So any other posts and pages that link to these moved posts will now link to a non-existent URL.
And, worse—if other sites have linked to your moved posts, their links will no longer work. So you'll lose all the benefits (traffic and 'link equity', i.e. positive signals that Google can monitor) from those links.
It is, therefore, a very good idea to regularly check your site for broken links.
If you do spot any broken links, act quickly using 301 redirects to make sure that anyone who tries to visit the old link, including search engines, will be redirected to the correct existing page.
If you're not sure what an .htaccess file is or how to make/find yours, ask a web developer to help you. It doesn't take long to add a few 301s.
6. Check for a consistent NAP across every page of your site
Time required: 5 minutes
If your website is for a local business, i.e. one with a real-life location that customers can visit, this step is important.
If not, you can skip this one and save yourself an extra 5 minutes!
We can use the Screaming Frog SEO Spider app to help us discover whether the 'NAP' (name, address and phone number) information on each page is correct and identical throughout our entire site.
Use the SEO Spider app's 'Custom Source Code Search' feature to search for the NAP information that you'd like to see everywhere on your site. It will tell you if it is missing or incorrect on any of your pages.
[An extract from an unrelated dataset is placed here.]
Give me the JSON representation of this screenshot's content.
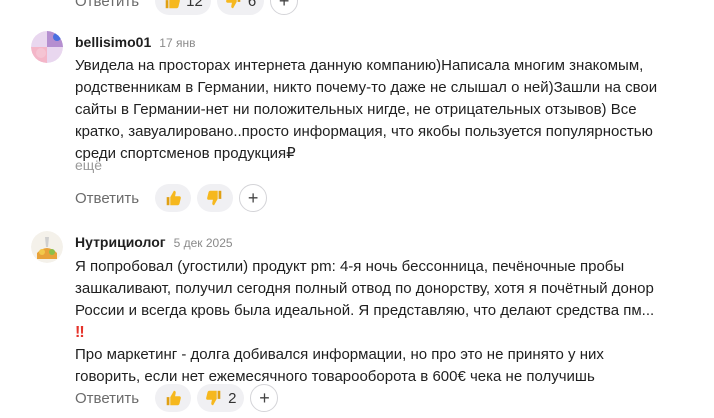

Having consistent NAP information throughout your site makes it much easier for search engines to understand where your business is located and how customers can contact you.
As you know, search queries with local intent (such as 'thai food near here') will trigger Google to show local listings and useful business data, so that the person searching can find what they're looking for as quickly as possible.
If Google doesn't have a clear understanding of what your business' name, address and contact details are, they will be less likely to give your business a prominent position in these local results.
While you're thinking about NAP information, you might find that this is a good time to investigate using LocalBusiness Schema markup to make it even clearer to search engines what you sell and where you're located.
7. Make sure all of your site's content is unique
Time required: 5 minutes
Finally for now, we can use the Screaming Frog SEO Spider tool to check whether all of the pages on our site contain unique content. And you might also want to make use of the Copyscape tool for this job.
Search engines take a dim view of website content that has been copied from elsewhere, considering it a spammy tactic aiming at getting a site higher in the search rankings than it deserves to be.
Ultimately, people want to find unique, relevant content when they're searching the web. So search engines are very careful to penalise websites that contain low-quality or duplicate content.
Sometimes duplicate content issues can occur despite the best intentions. For example, you might ask a writer to move a blogpost from the 'News' category to the 'Events' category, but they aren't quite sure how to do this so they create a copy of the original post for the 'Events' category.
This could leave you with idential pages at
http://yourdomain.com/events/new-blogpost/, which isn't good for your website visitors and therefore also makes search engines unhappy.
You might also experience the unfortunate situation of hiring a writer to create content for your site who delivers work that is actually copied from elsewhere.
This is where the Copyscape tool (linked to at the start of this section) comes in handy. Make sure you check that anything new you publish on your site is really new and unique before publishing it.
It only takes a couple of minutes and can save you lots of headaches in the long run.
As you can see, a big part of doing well in the search rankings is having a well-built, good quality site. Your content needs to be unique and clear, and you must fix broken links or missing images as soon as possible.
Luckily, it doesn't take long to run a diagnostic on your site to check for these issues. So schedule this 25-minute routine each week and rest assured that your site isn't being let down by any easily-fixable problems.